> _ACTIVITY_:
Copy every entry exactly as given, minus the images.

> _RECORDS FOR THE TASK_:
◆ ◆ ◆ ◆ ◆
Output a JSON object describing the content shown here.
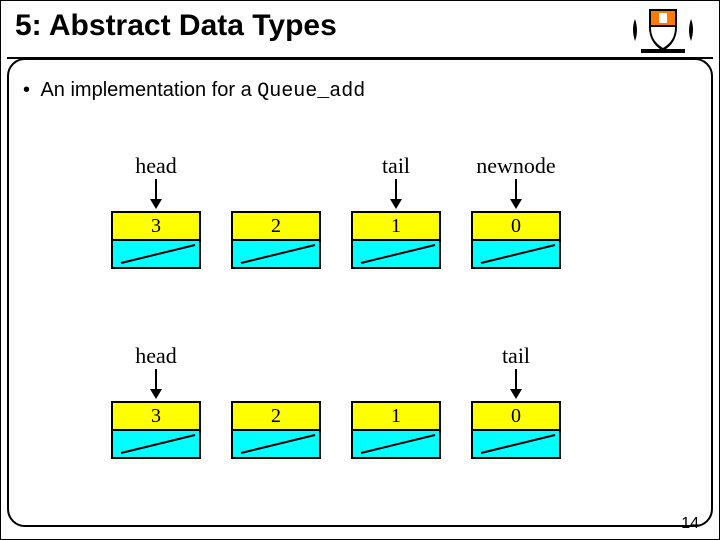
{
  "title": "5: Abstract Data Types",
  "bullet_prefix": "An implementation for a ",
  "bullet_code": "Queue_add",
  "page_number": "14",
  "labels": {
    "head": "head",
    "tail": "tail",
    "newnode": "newnode"
  },
  "row1": {
    "pointers": [
      "head",
      "",
      "tail",
      "newnode"
    ],
    "values": [
      "3",
      "2",
      "1",
      "0"
    ]
  },
  "row2": {
    "pointers": [
      "head",
      "",
      "",
      "tail"
    ],
    "values": [
      "3",
      "2",
      "1",
      "0"
    ]
  }
}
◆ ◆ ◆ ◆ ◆
> _EXERCISE SOLUTION_:
Output a JSON object describing the content shown here.
{
  "title": "5: Abstract Data Types",
  "bullet_prefix": "An implementation for a ",
  "bullet_code": "Queue_add",
  "page_number": "14",
  "labels": {
    "head": "head",
    "tail": "tail",
    "newnode": "newnode"
  },
  "row1": {
    "pointers": [
      "head",
      "",
      "tail",
      "newnode"
    ],
    "values": [
      "3",
      "2",
      "1",
      "0"
    ]
  },
  "row2": {
    "pointers": [
      "head",
      "",
      "",
      "tail"
    ],
    "values": [
      "3",
      "2",
      "1",
      "0"
    ]
  }
}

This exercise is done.